In article <bdf1473550.boase(a)boase.demon.co.uk>,
Bernard Boase <b.boase(a)bcs.org> wrote:
Just looked at the site www.world-science.net
Netsurf renders much of its text with inter-syllable sequences Â
which, in the original HTML, are all hex C2 AD.
This is utf-8 for "soft hyphen". Netsurf isn't handling this encoding
it seems - which is intended to give a hint to a browser as to how a word
could be split across a line boundary as in printing hyphenation. If there
is no need to break across a line boundary then the hyphen should be
silently ignored - as does Firefox.
Is this legitimate HTML perhaps for automatic hyphenation or
something? Should Netsurf edit it out? Firefox does.
Whilst HTML entity 슭 seems to be valid,
tell us that U+C2AD is not a valid unicode character.
I'm sorry to say that all of the different 'encodings' on that web
document are generated on the fly as the document is being served -
auto-magically - but blindly. If the code is not valid as a Unicode then
that is it - allbets are off!

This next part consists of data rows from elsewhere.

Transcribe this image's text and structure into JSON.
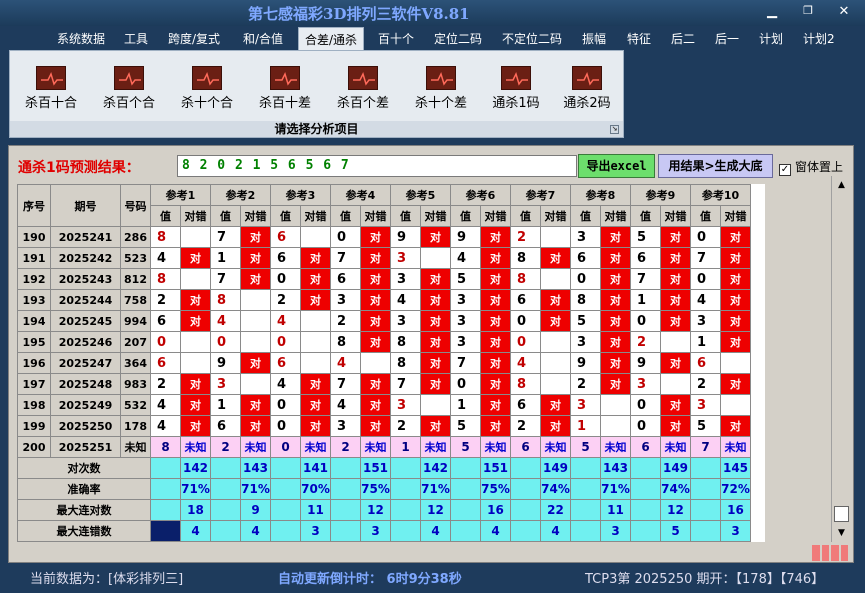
{
  "window": {
    "title": "第七感福彩3D排列三软件V8.81"
  },
  "menu": [
    "系统数据",
    "工具",
    "跨度/复式",
    "和/合值",
    "合差/通杀",
    "百十个",
    "定位二码",
    "不定位二码",
    "振幅",
    "特征",
    "后二",
    "后一",
    "计划",
    "计划2"
  ],
  "menu_active": "合差/通杀",
  "ribbon": {
    "items": [
      "杀百十合",
      "杀百个合",
      "杀十个合",
      "杀百十差",
      "杀百个差",
      "杀十个差",
      "通杀1码",
      "通杀2码"
    ],
    "caption": "请选择分析项目"
  },
  "panel": {
    "label": "通杀1码预测结果：",
    "prediction": "8 2 0 2 1 5 6 5 6 7",
    "export_btn": "导出excel",
    "gen_btn": "用结果>生成大底",
    "pin_label": "窗体置上",
    "pin_checked": "✓"
  },
  "table": {
    "col_seq": "序号",
    "col_period": "期号",
    "col_code": "号码",
    "refs": [
      "参考1",
      "参考2",
      "参考3",
      "参考4",
      "参考5",
      "参考6",
      "参考7",
      "参考8",
      "参考9",
      "参考10"
    ],
    "sub_val": "值",
    "sub_hit": "对错",
    "hit_text": "对",
    "rows": [
      {
        "seq": "190",
        "period": "2025241",
        "code": "286",
        "refs": [
          [
            "8",
            false
          ],
          [
            "7",
            true
          ],
          [
            "6",
            false
          ],
          [
            "0",
            true
          ],
          [
            "9",
            true
          ],
          [
            "9",
            true
          ],
          [
            "2",
            false
          ],
          [
            "3",
            true
          ],
          [
            "5",
            true
          ],
          [
            "0",
            true
          ]
        ]
      },
      {
        "seq": "191",
        "period": "2025242",
        "code": "523",
        "refs": [
          [
            "4",
            true
          ],
          [
            "1",
            true
          ],
          [
            "6",
            true
          ],
          [
            "7",
            true
          ],
          [
            "3",
            false
          ],
          [
            "4",
            true
          ],
          [
            "8",
            true
          ],
          [
            "6",
            true
          ],
          [
            "6",
            true
          ],
          [
            "7",
            true
          ]
        ]
      },
      {
        "seq": "192",
        "period": "2025243",
        "code": "812",
        "refs": [
          [
            "8",
            false
          ],
          [
            "7",
            true
          ],
          [
            "0",
            true
          ],
          [
            "6",
            true
          ],
          [
            "3",
            true
          ],
          [
            "5",
            true
          ],
          [
            "8",
            false
          ],
          [
            "0",
            true
          ],
          [
            "7",
            true
          ],
          [
            "0",
            true
          ]
        ]
      },
      {
        "seq": "193",
        "period": "2025244",
        "code": "758",
        "refs": [
          [
            "2",
            true
          ],
          [
            "8",
            false
          ],
          [
            "2",
            true
          ],
          [
            "3",
            true
          ],
          [
            "4",
            true
          ],
          [
            "3",
            true
          ],
          [
            "6",
            true
          ],
          [
            "8",
            true
          ],
          [
            "1",
            true
          ],
          [
            "4",
            true
          ]
        ]
      },
      {
        "seq": "194",
        "period": "2025245",
        "code": "994",
        "refs": [
          [
            "6",
            true
          ],
          [
            "4",
            false
          ],
          [
            "4",
            false
          ],
          [
            "2",
            true
          ],
          [
            "3",
            true
          ],
          [
            "3",
            true
          ],
          [
            "0",
            true
          ],
          [
            "5",
            true
          ],
          [
            "0",
            true
          ],
          [
            "3",
            true
          ]
        ]
      },
      {
        "seq": "195",
        "period": "2025246",
        "code": "207",
        "refs": [
          [
            "0",
            false
          ],
          [
            "0",
            false
          ],
          [
            "0",
            false
          ],
          [
            "8",
            true
          ],
          [
            "8",
            true
          ],
          [
            "3",
            true
          ],
          [
            "0",
            false
          ],
          [
            "3",
            true
          ],
          [
            "2",
            false
          ],
          [
            "1",
            true
          ]
        ]
      },
      {
        "seq": "196",
        "period": "2025247",
        "code": "364",
        "refs": [
          [
            "6",
            false
          ],
          [
            "9",
            true
          ],
          [
            "6",
            false
          ],
          [
            "4",
            false
          ],
          [
            "8",
            true
          ],
          [
            "7",
            true
          ],
          [
            "4",
            false
          ],
          [
            "9",
            true
          ],
          [
            "9",
            true
          ],
          [
            "6",
            false
          ]
        ]
      },
      {
        "seq": "197",
        "period": "2025248",
        "code": "983",
        "refs": [
          [
            "2",
            true
          ],
          [
            "3",
            false
          ],
          [
            "4",
            true
          ],
          [
            "7",
            true
          ],
          [
            "7",
            true
          ],
          [
            "0",
            true
          ],
          [
            "8",
            false
          ],
          [
            "2",
            true
          ],
          [
            "3",
            false
          ],
          [
            "2",
            true
          ]
        ]
      },
      {
        "seq": "198",
        "period": "2025249",
        "code": "532",
        "refs": [
          [
            "4",
            true
          ],
          [
            "1",
            true
          ],
          [
            "0",
            true
          ],
          [
            "4",
            true
          ],
          [
            "3",
            false
          ],
          [
            "1",
            true
          ],
          [
            "6",
            true
          ],
          [
            "3",
            false
          ],
          [
            "0",
            true
          ],
          [
            "3",
            false
          ]
        ]
      },
      {
        "seq": "199",
        "period": "2025250",
        "code": "178",
        "refs": [
          [
            "4",
            true
          ],
          [
            "6",
            true
          ],
          [
            "0",
            true
          ],
          [
            "3",
            true
          ],
          [
            "2",
            true
          ],
          [
            "5",
            true
          ],
          [
            "2",
            true
          ],
          [
            "1",
            false
          ],
          [
            "0",
            true
          ],
          [
            "5",
            true
          ]
        ]
      }
    ],
    "pred_row": {
      "seq": "200",
      "period": "2025251",
      "code": "未知",
      "unknown": "未知",
      "values": [
        "8",
        "2",
        "0",
        "2",
        "1",
        "5",
        "6",
        "5",
        "6",
        "7"
      ]
    },
    "stats": [
      {
        "label": "对次数",
        "values": [
          "142",
          "143",
          "141",
          "151",
          "142",
          "151",
          "149",
          "143",
          "149",
          "145"
        ]
      },
      {
        "label": "准确率",
        "values": [
          "71%",
          "71%",
          "70%",
          "75%",
          "71%",
          "75%",
          "74%",
          "71%",
          "74%",
          "72%"
        ]
      },
      {
        "label": "最大连对数",
        "values": [
          "18",
          "9",
          "11",
          "12",
          "12",
          "16",
          "22",
          "11",
          "12",
          "16"
        ]
      },
      {
        "label": "最大连错数",
        "values": [
          "4",
          "4",
          "3",
          "3",
          "4",
          "4",
          "4",
          "3",
          "5",
          "3"
        ]
      }
    ]
  },
  "status": {
    "data_label": "当前数据为：[体彩排列三]",
    "countdown": "自动更新倒计时：  6时9分38秒",
    "last_draw": "TCP3第  2025250  期开：【178】【746】"
  }
}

The utf-8 is the correct encoding for the
Unicode code point U+00AD - try looking at